Jen, First Do not listen to any put-down or demeaning comments. I know you heard the negative comments and will continue to simply because people are rude, judgement and ignorant lacking education in specific areas! Hearing comments and listening to it is two different things. Don’t play it over in your mind. You heard it, but don’t listen to it! Does that make any sense? Consider the source, it’s their problem for failing to understand and communicate effectively. However, I do know how hurtful these comments are and it just crushes ones confidence…but only briefly and TEMPORARILY! Is this someone you sincerely care about and helps you on a daily basis? If not, that person absolutely does not know you or what you deal with.
You are an over-achieving and type-A personality and there is a place in the workforce for you. You’ve come a long way with your experiences and have a great deal to offer! Remember to take a little time for yourself after your son’s graduation. Congratulations Mom as your son Graduates! He got there because of you! That’s the hardest job in the world, so any other career path you choose will be a breeze providing you accommodate for your limitations.
I need time to think through some ideas, but wanted to reply for now. I did include a few thoughts, but you don’t need to make up your mind today! Just know there is plenty for you to remain independent, and you are employable. I’m thinking that returning to work part-time off-shifts where stimuli is less when that is possible would be a route to begin thinking of. What I would suggest for TBI survivors and others with challenges of any sort would be things such as working at Hospice Centers, Home Health, Community Service areas, etc.
I definitely would not mention any limitation to any employers, simply because of discrimination…it happens even with the American Disability Act (ADA). They do not hire. Even after being hired do not disclose any personal information EVER, because it will be held against you as though you’ve done something wrong…and as unfair as that is it happens all the time. And it happened to me! This is something very common in nursing, and in nursing schools.

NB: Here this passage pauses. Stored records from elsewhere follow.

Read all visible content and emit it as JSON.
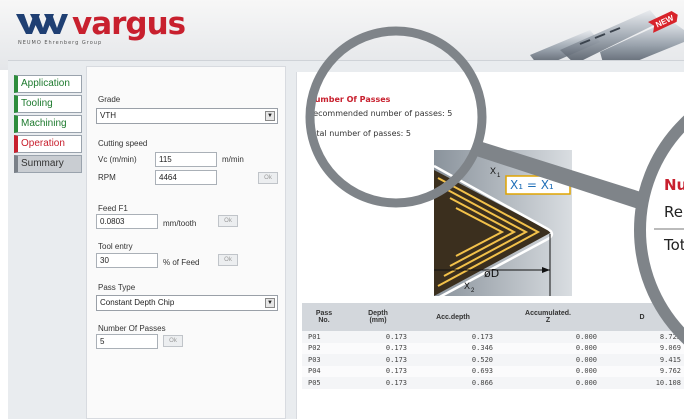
{
  "header": {
    "logo_text": "vargus",
    "logo_sub": "NEUMO Ehrenberg Group",
    "new_badge": "NEW"
  },
  "tabs": [
    {
      "label": "Application",
      "state": "done"
    },
    {
      "label": "Tooling",
      "state": "done"
    },
    {
      "label": "Machining",
      "state": "done"
    },
    {
      "label": "Operation",
      "state": "active"
    },
    {
      "label": "Summary",
      "state": "disabled"
    }
  ],
  "form": {
    "grade_label": "Grade",
    "grade_value": "VTH",
    "cutting_speed_label": "Cutting speed",
    "vc_label": "Vc (m/min)",
    "vc_value": "115",
    "vc_unit": "m/min",
    "rpm_label": "RPM",
    "rpm_value": "4464",
    "ok": "Ok",
    "feed_label": "Feed F1",
    "feed_value": "0.0803",
    "feed_unit": "mm/tooth",
    "tool_entry_label": "Tool entry",
    "tool_entry_value": "30",
    "tool_entry_unit": "% of Feed",
    "pass_type_label": "Pass Type",
    "pass_type_value": "Constant Depth Chip",
    "num_passes_label": "Number Of Passes",
    "num_passes_value": "5"
  },
  "result": {
    "title": "Number Of Passes",
    "recommended": "Recommended number of passes: 5",
    "total": "Total number of passes: 5"
  },
  "magnifier": {
    "title_fragment": "Nu",
    "recommended_fragment": "Re",
    "total_fragment": "Tot"
  },
  "diagram": {
    "x1_label": "X",
    "x1_sub": "1",
    "eq_label": "X₁ = X₁",
    "x2_label": "X",
    "x2_sub": "2",
    "diameter_label": "øD"
  },
  "table": {
    "headers": [
      "Pass\nNo.",
      "Depth\n(mm)",
      "Acc.depth",
      "Accumulated.\nZ",
      "D"
    ],
    "rows": [
      [
        "P01",
        "0.173",
        "0.173",
        "0.000",
        "8.723"
      ],
      [
        "P02",
        "0.173",
        "0.346",
        "0.000",
        "9.069"
      ],
      [
        "P03",
        "0.173",
        "0.520",
        "0.000",
        "9.415"
      ],
      [
        "P04",
        "0.173",
        "0.693",
        "0.000",
        "9.762"
      ],
      [
        "P05",
        "0.173",
        "0.866",
        "0.000",
        "10.108"
      ]
    ]
  },
  "colors": {
    "brand_red": "#c8202e",
    "tab_green": "#1d7a2e",
    "badge_red": "#d8232a"
  }
}
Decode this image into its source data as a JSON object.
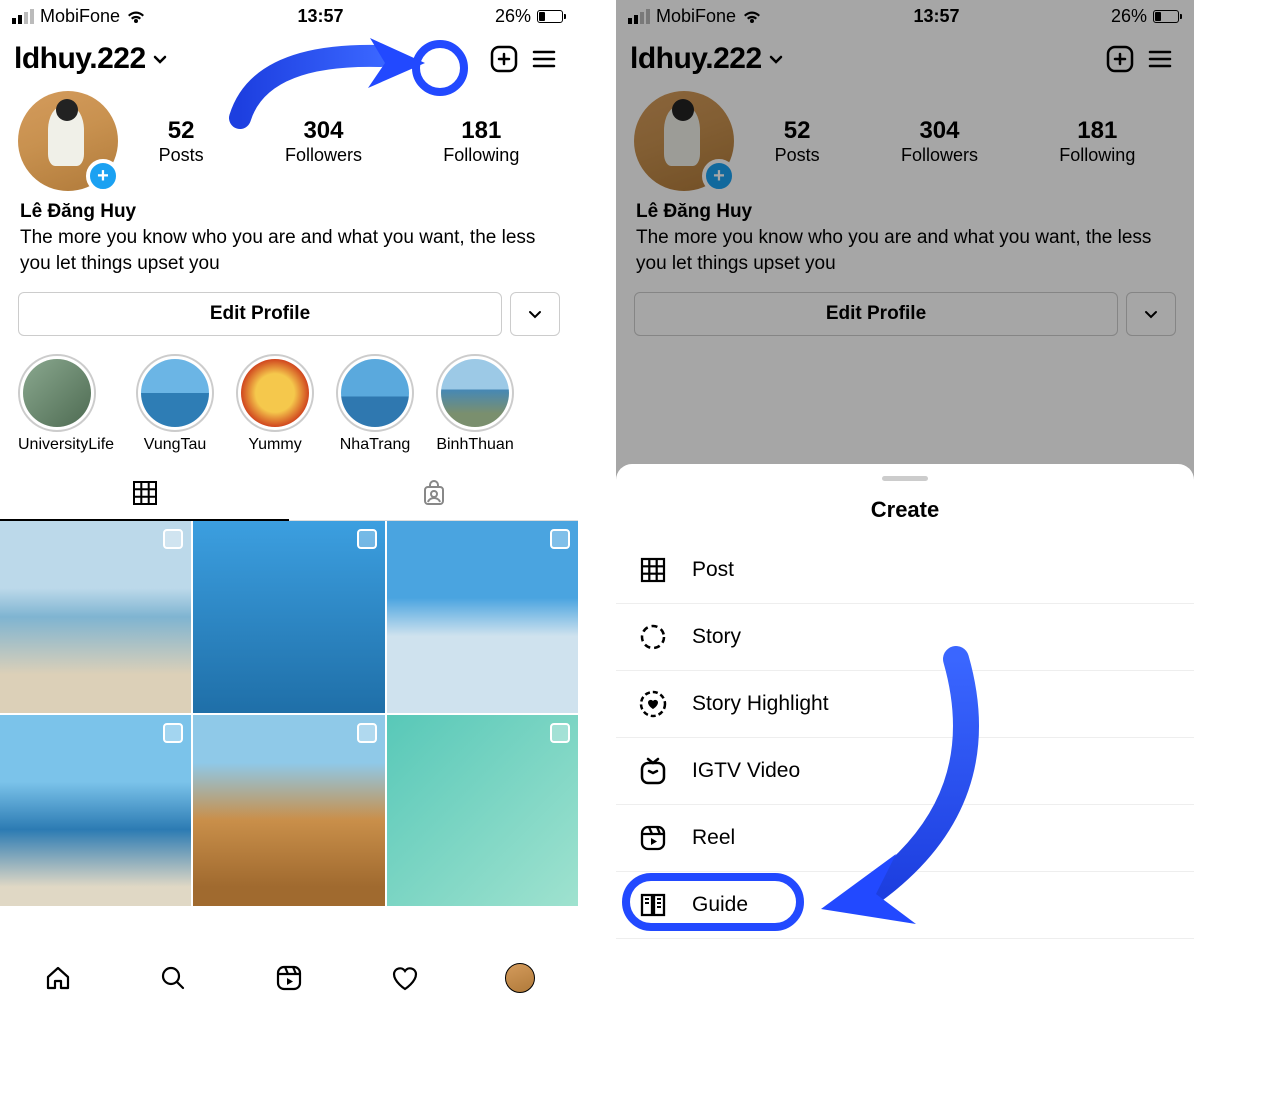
{
  "status": {
    "carrier": "MobiFone",
    "time": "13:57",
    "battery_pct": "26%"
  },
  "profile": {
    "username": "ldhuy.222",
    "stats": {
      "posts": "52",
      "posts_label": "Posts",
      "followers": "304",
      "followers_label": "Followers",
      "following": "181",
      "following_label": "Following"
    },
    "display_name": "Lê Đăng Huy",
    "bio": "The more you know who you are and what you want, the less you let things upset you",
    "edit_label": "Edit Profile"
  },
  "highlights": [
    {
      "label": "UniversityLife"
    },
    {
      "label": "VungTau"
    },
    {
      "label": "Yummy"
    },
    {
      "label": "NhaTrang"
    },
    {
      "label": "BinhThuan"
    }
  ],
  "create_sheet": {
    "title": "Create",
    "options": [
      {
        "icon": "grid-icon",
        "label": "Post"
      },
      {
        "icon": "story-ring-icon",
        "label": "Story"
      },
      {
        "icon": "highlight-heart-icon",
        "label": "Story Highlight"
      },
      {
        "icon": "igtv-icon",
        "label": "IGTV Video"
      },
      {
        "icon": "reel-icon",
        "label": "Reel"
      },
      {
        "icon": "guide-icon",
        "label": "Guide"
      }
    ]
  },
  "annotation": {
    "highlighted_button": "create-button",
    "highlighted_option": "Guide"
  },
  "colors": {
    "accent": "#2249ff",
    "story_badge": "#1ba1f2"
  }
}
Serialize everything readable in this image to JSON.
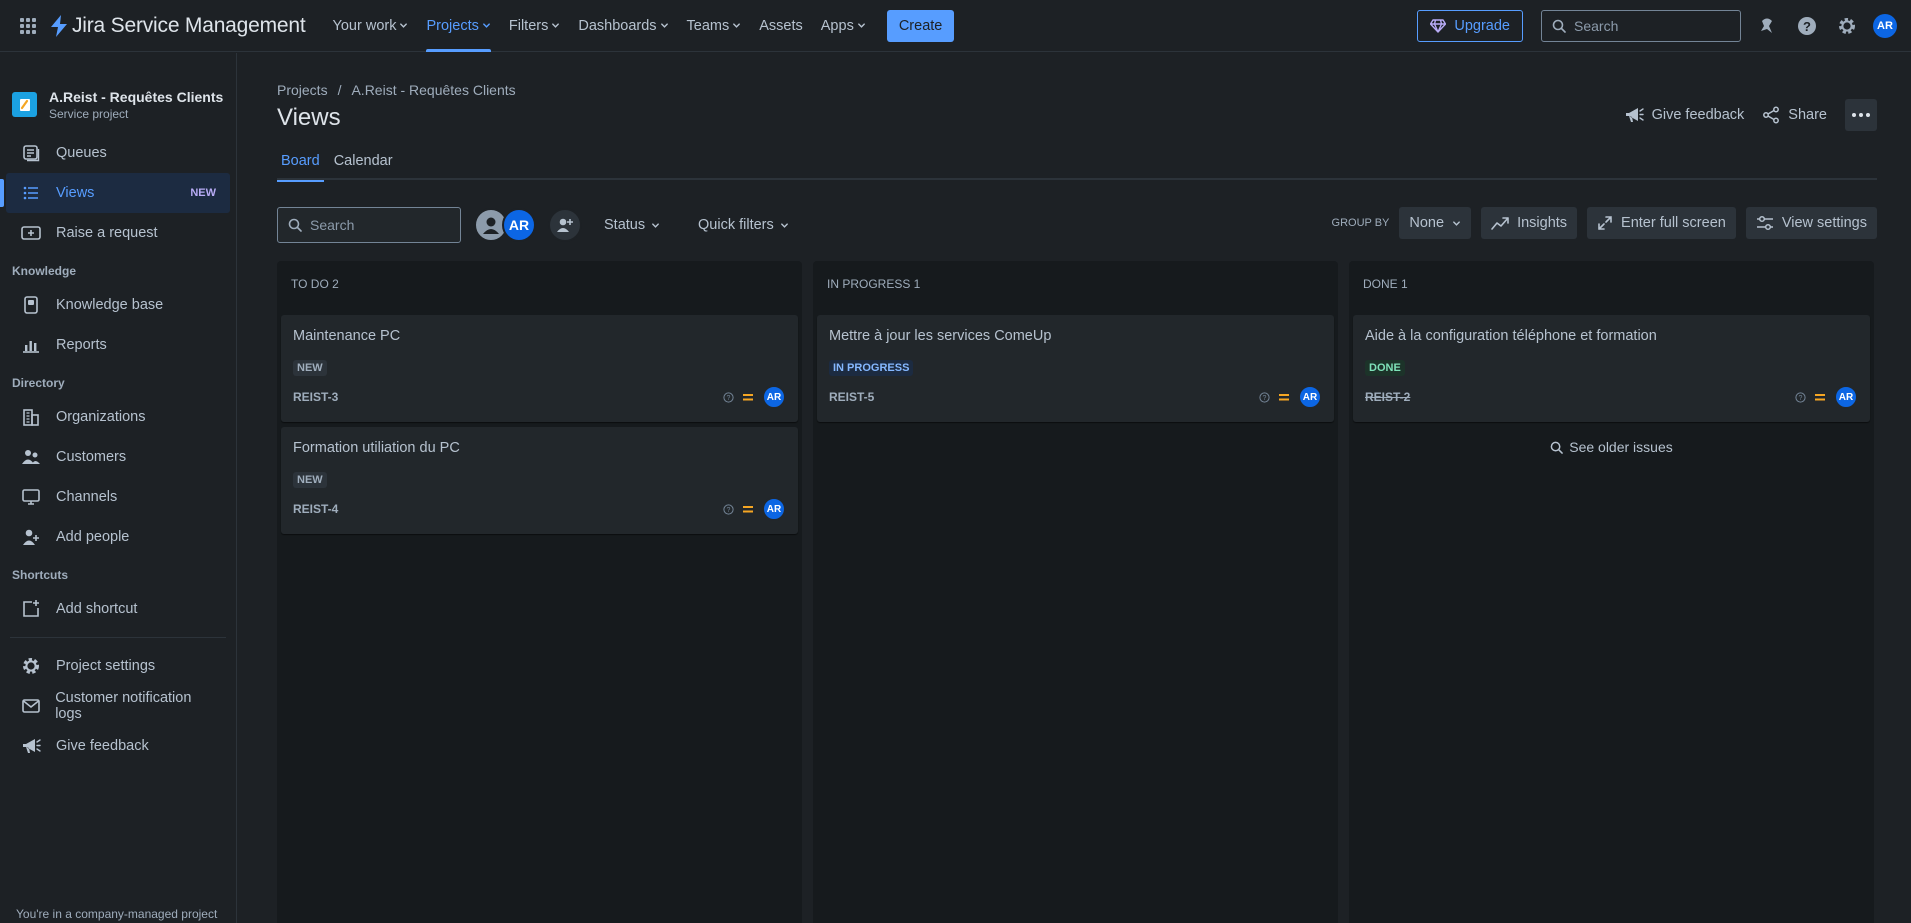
{
  "topnav": {
    "product": "Jira Service Management",
    "items": [
      {
        "label": "Your work",
        "dropdown": true,
        "active": false
      },
      {
        "label": "Projects",
        "dropdown": true,
        "active": true
      },
      {
        "label": "Filters",
        "dropdown": true,
        "active": false
      },
      {
        "label": "Dashboards",
        "dropdown": true,
        "active": false
      },
      {
        "label": "Teams",
        "dropdown": true,
        "active": false
      },
      {
        "label": "Assets",
        "dropdown": false,
        "active": false
      },
      {
        "label": "Apps",
        "dropdown": true,
        "active": false
      }
    ],
    "create_label": "Create",
    "upgrade_label": "Upgrade",
    "search_placeholder": "Search",
    "user_initials": "AR"
  },
  "sidebar": {
    "project_name": "A.Reist - Requêtes Clients",
    "project_type": "Service project",
    "items": [
      {
        "label": "Queues",
        "icon": "queues-icon"
      },
      {
        "label": "Views",
        "icon": "list-icon",
        "badge": "NEW",
        "active": true
      },
      {
        "label": "Raise a request",
        "icon": "raise-request-icon"
      }
    ],
    "knowledge_title": "Knowledge",
    "knowledge_items": [
      {
        "label": "Knowledge base",
        "icon": "knowledge-base-icon"
      },
      {
        "label": "Reports",
        "icon": "reports-icon"
      }
    ],
    "directory_title": "Directory",
    "directory_items": [
      {
        "label": "Organizations",
        "icon": "organizations-icon"
      },
      {
        "label": "Customers",
        "icon": "customers-icon"
      },
      {
        "label": "Channels",
        "icon": "channels-icon"
      },
      {
        "label": "Add people",
        "icon": "add-people-icon"
      }
    ],
    "shortcuts_title": "Shortcuts",
    "shortcuts_items": [
      {
        "label": "Add shortcut",
        "icon": "add-shortcut-icon"
      }
    ],
    "bottom_items": [
      {
        "label": "Project settings",
        "icon": "gear-icon"
      },
      {
        "label": "Customer notification logs",
        "icon": "mail-icon"
      },
      {
        "label": "Give feedback",
        "icon": "megaphone-icon"
      }
    ],
    "footer": "You're in a company-managed project"
  },
  "main": {
    "breadcrumb": [
      "Projects",
      "/",
      "A.Reist - Requêtes Clients"
    ],
    "title": "Views",
    "give_feedback": "Give feedback",
    "share": "Share",
    "tabs": [
      {
        "label": "Board",
        "active": true
      },
      {
        "label": "Calendar",
        "active": false
      }
    ],
    "toolbar": {
      "search_placeholder": "Search",
      "assignee_initials": "AR",
      "status_label": "Status",
      "quick_filters_label": "Quick filters",
      "group_by_label": "GROUP BY",
      "group_by_value": "None",
      "insights_label": "Insights",
      "full_screen_label": "Enter full screen",
      "view_settings_label": "View settings"
    },
    "columns": [
      {
        "title": "TO DO 2",
        "cards": [
          {
            "title": "Maintenance PC",
            "status": "NEW",
            "status_kind": "new",
            "key": "REIST-3",
            "assignee": "AR"
          },
          {
            "title": "Formation utiliation du PC",
            "status": "NEW",
            "status_kind": "new",
            "key": "REIST-4",
            "assignee": "AR"
          }
        ]
      },
      {
        "title": "IN PROGRESS 1",
        "cards": [
          {
            "title": "Mettre à jour les services ComeUp",
            "status": "IN PROGRESS",
            "status_kind": "prog",
            "key": "REIST-5",
            "assignee": "AR"
          }
        ]
      },
      {
        "title": "DONE 1",
        "cards": [
          {
            "title": "Aide à la configuration téléphone et formation",
            "status": "DONE",
            "status_kind": "done",
            "key": "REIST-2",
            "assignee": "AR",
            "strike": true
          }
        ],
        "older_label": "See older issues"
      }
    ]
  }
}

What most TBI survivors and others with similar conditions have in common that the general population doesn’t is this: You have learned to compensate for many different things and that is a plus in today’s society! Most people just go about their lives without such mishap, but the slightest things will throw them off course and they have a catastrophic reaction for simple things. Now survivors are strong in so many ways … and assets to every company that hires these individuals! Make a plan ahead of time how you would handle certain crisis in the workplace. I will write a post on this in the future. If you think it through ahead of time and have a plan and rehearse it (and don’t forget it!lol)…you will always be successful!
I’m concerned about how you are doing. Let me know. You are not alone, and that is why I am here. Step aside and take care of Jen! Hope this helps a little. Stay Safe.